There was a collective "ooooooo" from all of us. A buffet meal to thru-hikers is no joke, and we had been hearing wonderful things about the one at Timberline for hundreds of miles. If there's one thing hikers love, it's rumors of a good meal. We'll walk hundreds of miles to town and all we can remember later are the restaurants we visited. (Case in point: the last town stop on the trail is in a small lake-side community called Stehekin, Washington, and the bakery there is so renowned to long distance hikers that we have been hearing about it since Southern California.)
Plus, the buffet at Timberline wasn't cheap. About $17 a plate, last we heard.
"Now, wait," said Sneaks, "what are the perimeters of the bet, here?

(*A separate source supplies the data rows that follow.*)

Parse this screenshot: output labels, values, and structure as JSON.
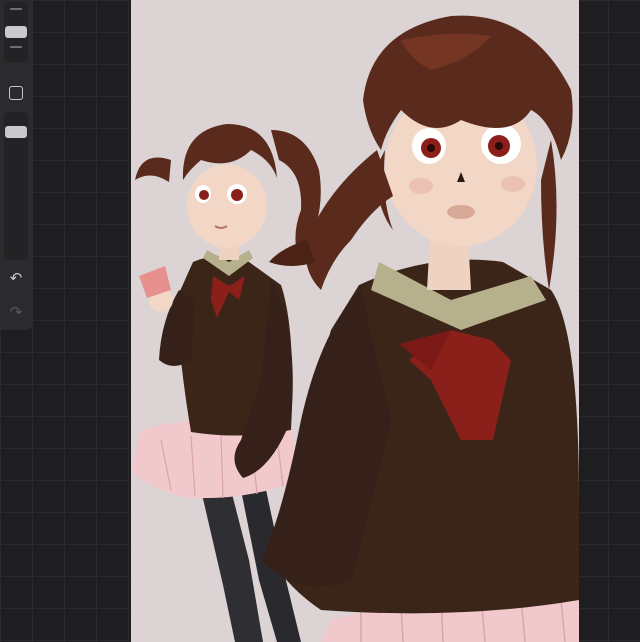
{
  "app": {
    "accent_color": "#c9c9cc",
    "canvas_background": "#dcd3d5",
    "workspace_background": "#1e1e20"
  },
  "sidebar": {
    "brush_size_slider": {
      "value": 0.5
    },
    "modifier_button_icon": "square-outline-icon",
    "opacity_slider": {
      "value": 0.9
    },
    "undo_icon": "undo-arrow-icon",
    "redo_icon": "redo-arrow-icon",
    "redo_enabled": false
  },
  "artwork": {
    "palette": {
      "hair": "#5a2a1c",
      "sweater": "#3b2519",
      "collar": "#b7b08d",
      "bow": "#8b1f1a",
      "skirt": "#f1c9cc",
      "skin": "#f2d7c6",
      "tights": "#2f2f33"
    }
  }
}
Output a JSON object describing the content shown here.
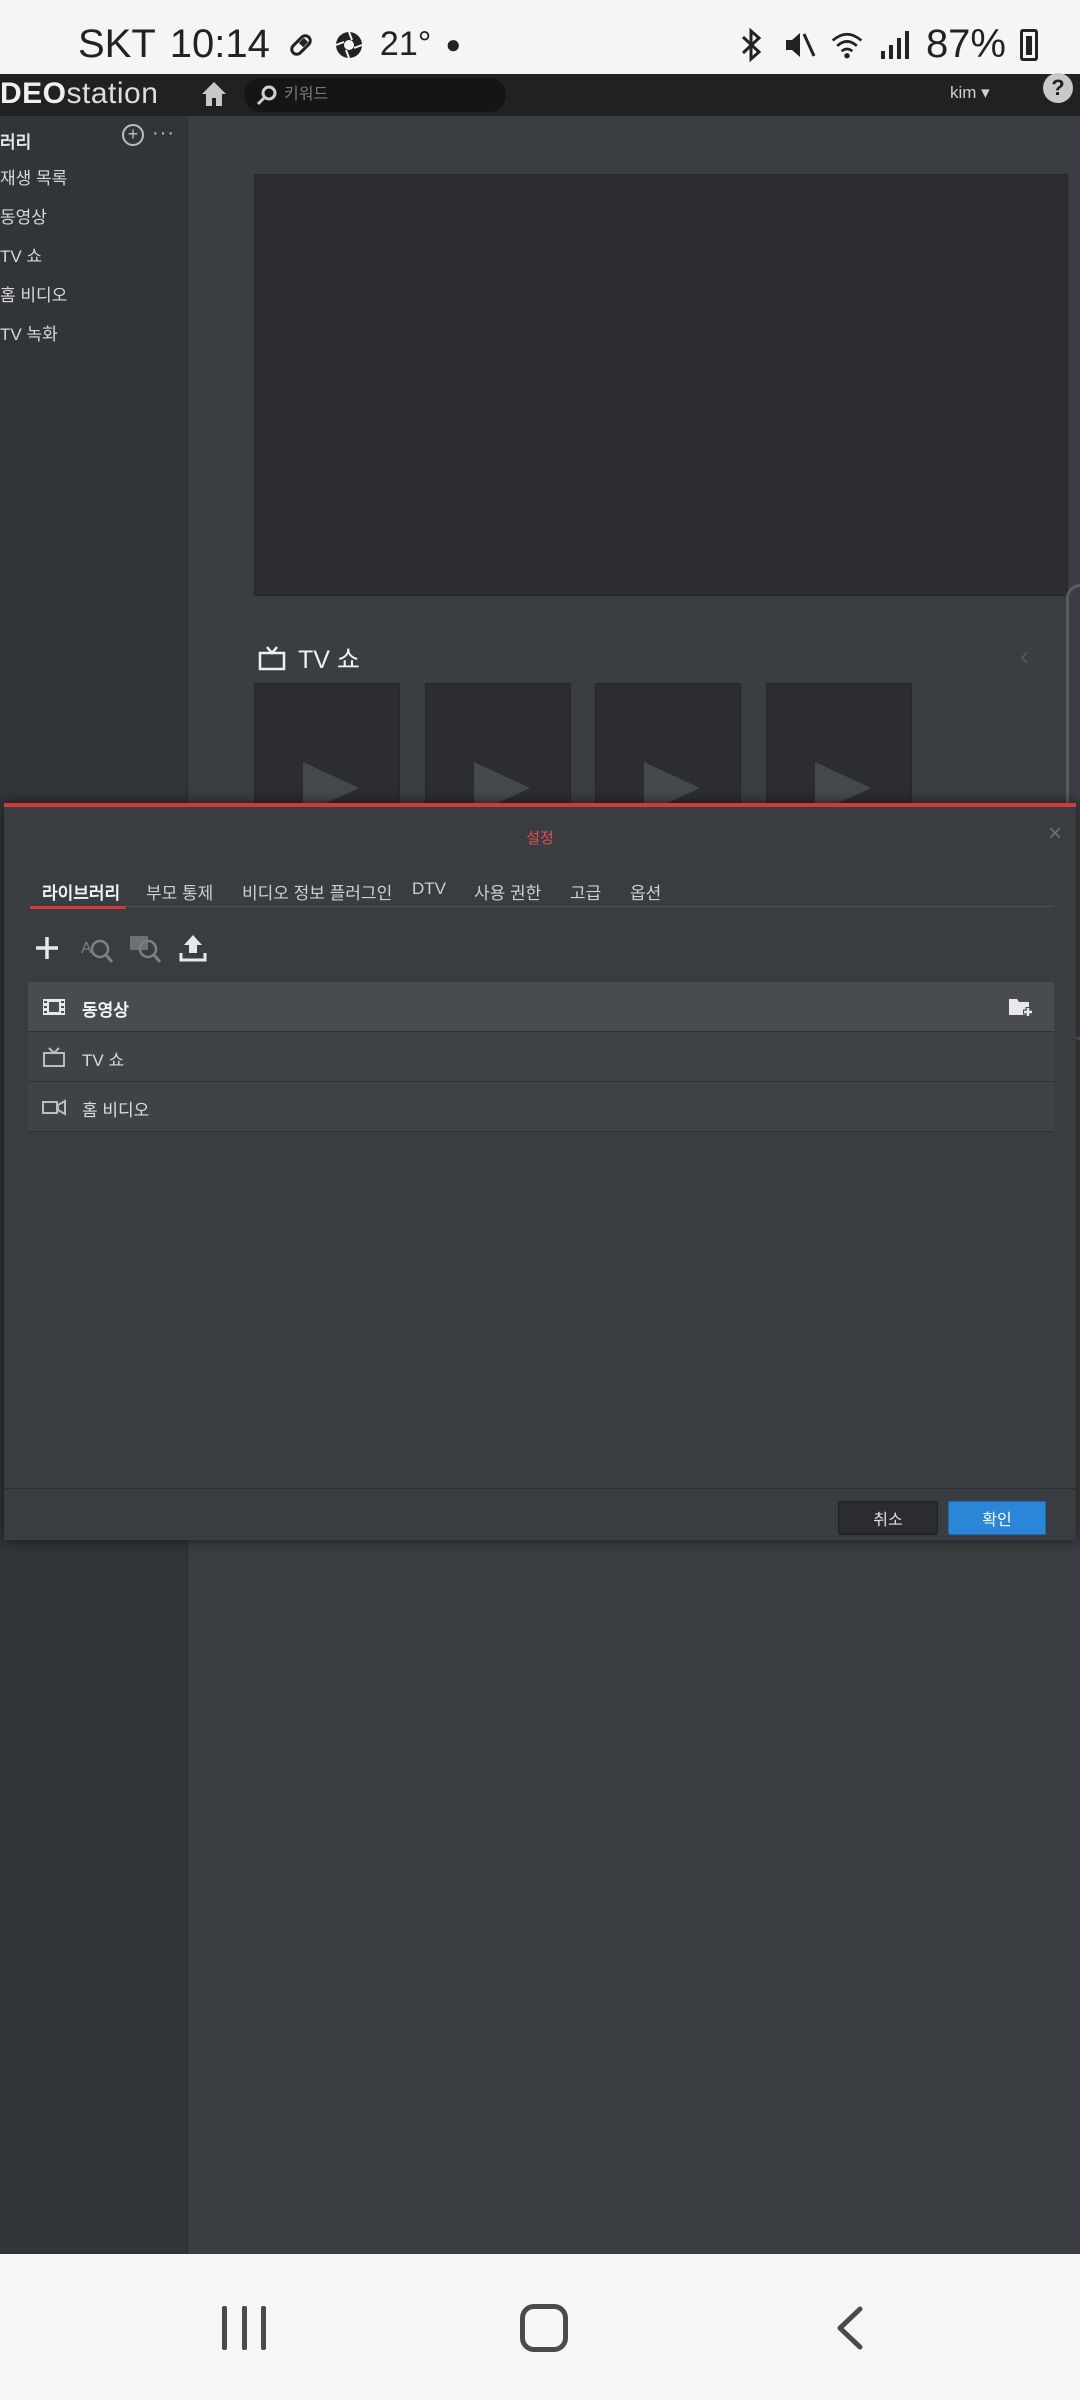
{
  "status_bar": {
    "carrier": "SKT",
    "time": "10:14",
    "temperature": "21°",
    "battery": "87%"
  },
  "header": {
    "logo_bold": "DEO",
    "logo_rest": "station",
    "search_placeholder": "키워드",
    "user": "kim ▾",
    "help": "?"
  },
  "sidebar": {
    "title": "러리",
    "items": [
      {
        "label": "재생 목록"
      },
      {
        "label": "동영상"
      },
      {
        "label": "TV 쇼"
      },
      {
        "label": "홈 비디오"
      },
      {
        "label": "TV 녹화"
      }
    ]
  },
  "main": {
    "section_title": "TV 쇼",
    "thumbnail_count": 4
  },
  "modal": {
    "title": "설정",
    "close": "×",
    "tabs": [
      {
        "label": "라이브러리",
        "active": true
      },
      {
        "label": "부모 통제",
        "active": false
      },
      {
        "label": "비디오 정보 플러그인",
        "active": false
      },
      {
        "label": "DTV",
        "active": false
      },
      {
        "label": "사용 권한",
        "active": false
      },
      {
        "label": "고급",
        "active": false
      },
      {
        "label": "옵션",
        "active": false
      }
    ],
    "toolbar": [
      "add-icon",
      "rename-search-icon",
      "search-image-icon",
      "upload-icon"
    ],
    "libraries": [
      {
        "label": "동영상",
        "icon": "film-icon",
        "selected": true
      },
      {
        "label": "TV 쇼",
        "icon": "tv-icon",
        "selected": false
      },
      {
        "label": "홈 비디오",
        "icon": "camcorder-icon",
        "selected": false
      }
    ],
    "cancel_label": "취소",
    "confirm_label": "확인"
  },
  "colors": {
    "accent_red": "#d23a3a",
    "confirm_blue": "#2b86d8",
    "background": "#3a3d41"
  }
}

Are we talking full submersion, head under, or would something less count?"
"And how long do I need to stay in?" Grumpy asked, "in and out? A full minute? A paddle around the lake?"
This went on for another few minutes, everyone getting in the game and trying to figure out exactly what constituted a deal-breaker for this buffet bet.
In the meantime, Sunshine, who had been quietly sitting on his own across the lake, got tired of the back-and-forth betting and suddenly, unexpectedly, launched himself into the lake.
Jaws dropped, all chatter ceased as we watched in amazement Sunshine jump back out of the freezing lake, fully wet and dripping from head to toe. We cheered and clapped, and though Grumpy did fulfill his bet a while later by jumping in, it had lost some of its appeal by that point.

After lunch we hiked on and reached our major destination of the day by 4:00pm: Highway 26. This was the highway that led straight from Portland to Mt. Hood ski area, and I had traveled it so many times in the past few years coming and going to the mountain that it felt practically normal to be standing by its side. Sneaks, Coincidence, Mudd, Dingo and Treekiller decided they wanted to catch a hitch to the small mountain town of Government Camp to get a beer before continuing their hike to Timberline Lodge at the top of the mountain. By the time Wocka, Giddyup, Sunshine and I caught them, they had already caught a ride and we sat beside the highway, trying to decide whether we wanted to join them.

Wocka and Giddyup tried hitching for a while, but I decided I wanted to call Tanner and get a ride into town, ideally to spend the night in my own bed. I could get back on trail in the morning and meet everyone at Timberline for breakfast. From the highway it was only an eleven mile walk to the lodge. Sunshine decided he wanted to go into Portland with me, and when Wocka and Giddyup couldn't find a ride, they decided to come, too.

Wocka and Giddyup trying to hitch

We waited for Tanner to get off work and drive up to the mountain, and by 6:30pm we were in the car and racing back toward town. We stopped at one of my favorite local dinner spots - Burgerville - and took advantage of their seasonal side, the Walla Walla Sweet Onion Rings. I may have talked them up a little too much to the others, but damn, they were delicious. Totally worth it.

My friend Elizabeth joined us for dinner and then she and my friend Jason came back to the house with us to hang out while we hikers did our usual town chores: shower, laundry, resupply. Except this time we did them in a scant four hours, went to bed, and prepared to go back out hiking tomorrow morning. I would have been loathe to leave so quickly if I didn't know that I would be close to Portland again in another three days when we reached the town of Cascade Locks. From Cascade Locks, we were hoping to take a true zero in Portland before heading north to Washington for our final stretch of trail.

Otherwise, today's home visit was quite a whirlwind tour. But whirlwind or no, I had walked from the border of Mexico to my home in Portland, Oregon, and how befitting that I should arrive on my hundredth day on trail!